Four times a year, the International Atomic Energy Agency (IAEA) issues a report on the state of the Islamic Republic’s nuclear program—or at least, on those nuclear activities it hasn’t managed to conceal. Simon Henderson comments on the latest report:
Two issues stand out given the concerns they raise about potential nuclear-weapons development: increased uranium enrichment and purification of plutonium from spent fuel. On the former, the report reveals that Iran’s overall stockpile of enriched uranium is now 2,442.9 kilograms, almost twelve times the amount agreed to under the Joint Comprehensive Plan of Action [or JCPOA, as the 2015 nuclear agreement is known]. Worse, most of this stockpile has been enriched to 4.5 percent—a significant step up from unenriched uranium along the path to possible weapons-grade material, and above the JCPOA limit of 3.67 percent.
The report is littered with other concerns as well, [the extent of which] belies the almost anodyne manner in which the agency presents them.
In sum, the report is very worrisome, especially because it came out two weeks after Iran revealed video of an elaborate tunnel network for missiles that are probably capable of carrying a nuclear warhead.
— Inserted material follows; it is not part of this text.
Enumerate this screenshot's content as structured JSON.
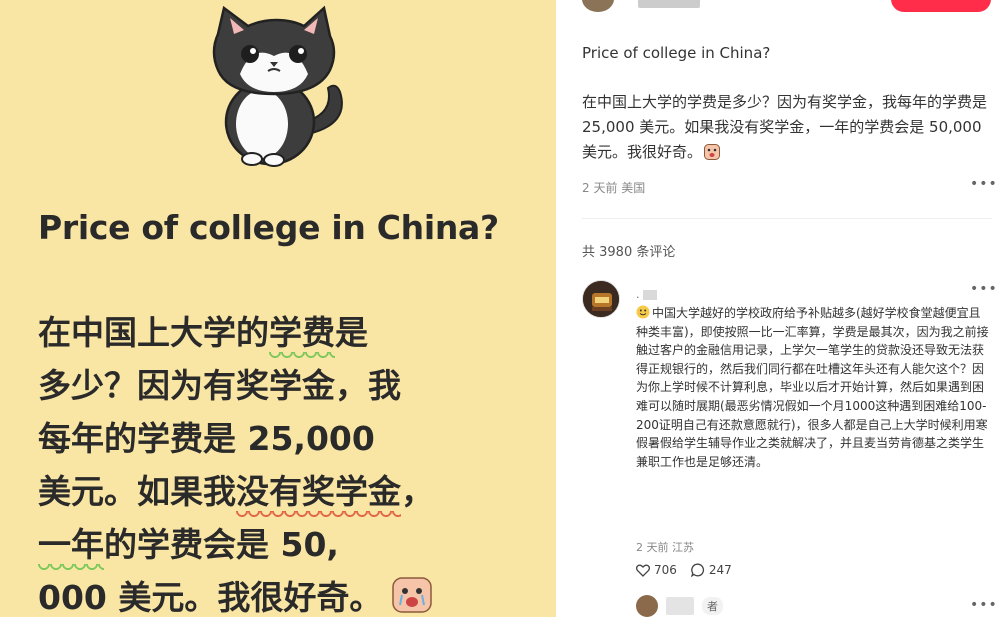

Such missiles are not covered by the JCPOA, nor are Iran’s numerous regional military involvements.
President-elect Joe Biden’s team has indicated that he wants to return to the JCPOA and its numerous restrictions on Iran’s nuclear activities once he takes office, but . . . Tehran’s program is moving ahead anyway. Even if the next administration does manage to reinstitute the JCPOA in some form, it will likely be a rather different accord.